True, blogs are a place where people can share thoughts, ideas and opinions and carry on conversations about an endless number of topics. One drawback is that communicating via the blogosphere, the human element or the face to face element is not present and that can hinder our communication and understanding of each other. In face to face communication, one might show more restraint or patience with the other person whereas while communicating electronically, we or should I say I have a tendency to just spout off showing no retraint at all.
I've learned some valuable lessons through my blog conversations with others. I've debated several people on blogs who held a contrary worldview than mine, I've debated various issues/topics with those who supposedly were adherants to my worldview. In most cases, the conversation went nowhere. Typically one side raises some issues they are questioning about the other person. Next, the other person usually feels personally "attacked" and throws out a bunch of rhetorical non-sequitors and ad hominum attacks against the other person, and then, well, it goes south fast from there. The real issues never get resolved, people say stuff they probably shouldn't and a bunch of wounds are inflicted leaving a bloody mess behind.
Here's what I've learned during my blogging career: 1) Pray before you speak. This is so easy it's the hardest thing to do. It's much easier and quicker to shoot from the hip in your own strength and wisdom than it is to actually pray and ask God if you should even spend your time engaging this person. 2) The other side will almost never be persuaded to agree with you. We all have a right to our opinions and those opinions are often strongly held. People aren't often willing to entertain opposing viewpoints. So that leads me to number 3) Keep your comments and arguments short, concise and focused. When you sense the other side isn't "getting it", move on. The chances things will get out of hand ratchet up considerably at that point. And finally, number 4) Use Scripture and plenty of it. If your argument has God watching your back, who can argue against that? The Word of God is living and powerful and sharper than a two edged sword piercing even to the division of sould and spirit, and of joints and marrow and is a discerner of the thoughts and intents of the heart (Hebrews 4:12).

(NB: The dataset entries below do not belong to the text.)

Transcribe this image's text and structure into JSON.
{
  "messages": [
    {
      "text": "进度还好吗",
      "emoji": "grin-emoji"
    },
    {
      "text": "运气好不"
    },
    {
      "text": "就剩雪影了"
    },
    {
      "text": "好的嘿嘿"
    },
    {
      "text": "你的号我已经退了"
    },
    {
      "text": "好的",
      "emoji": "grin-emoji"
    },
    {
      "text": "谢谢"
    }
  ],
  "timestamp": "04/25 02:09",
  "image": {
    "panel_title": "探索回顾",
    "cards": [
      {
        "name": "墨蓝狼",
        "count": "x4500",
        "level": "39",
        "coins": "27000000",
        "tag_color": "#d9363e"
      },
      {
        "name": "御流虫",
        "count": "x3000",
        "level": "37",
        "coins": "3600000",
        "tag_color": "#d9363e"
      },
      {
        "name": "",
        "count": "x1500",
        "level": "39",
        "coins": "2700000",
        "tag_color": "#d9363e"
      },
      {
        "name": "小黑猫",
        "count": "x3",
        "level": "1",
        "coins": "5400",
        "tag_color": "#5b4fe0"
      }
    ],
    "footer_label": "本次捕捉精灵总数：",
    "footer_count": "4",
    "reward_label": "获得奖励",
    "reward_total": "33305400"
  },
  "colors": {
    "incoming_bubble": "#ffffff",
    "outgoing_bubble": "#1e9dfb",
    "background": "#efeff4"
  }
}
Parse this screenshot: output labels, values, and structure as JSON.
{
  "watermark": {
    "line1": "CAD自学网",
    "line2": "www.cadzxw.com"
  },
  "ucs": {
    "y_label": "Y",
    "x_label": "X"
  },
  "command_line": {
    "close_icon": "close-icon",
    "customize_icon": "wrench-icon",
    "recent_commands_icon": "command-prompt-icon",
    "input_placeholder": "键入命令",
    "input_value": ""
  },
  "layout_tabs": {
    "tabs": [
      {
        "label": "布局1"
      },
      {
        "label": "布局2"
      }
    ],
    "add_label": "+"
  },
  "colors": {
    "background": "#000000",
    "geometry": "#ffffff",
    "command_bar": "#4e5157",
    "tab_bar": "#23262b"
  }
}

Maybe these ideas will be helpful to you as you persuade the world to believe as you do. In conclusion, "Let your speech always be with grace, seasoned with salt, that you may know how you ought to answer each one". Colossians 4:6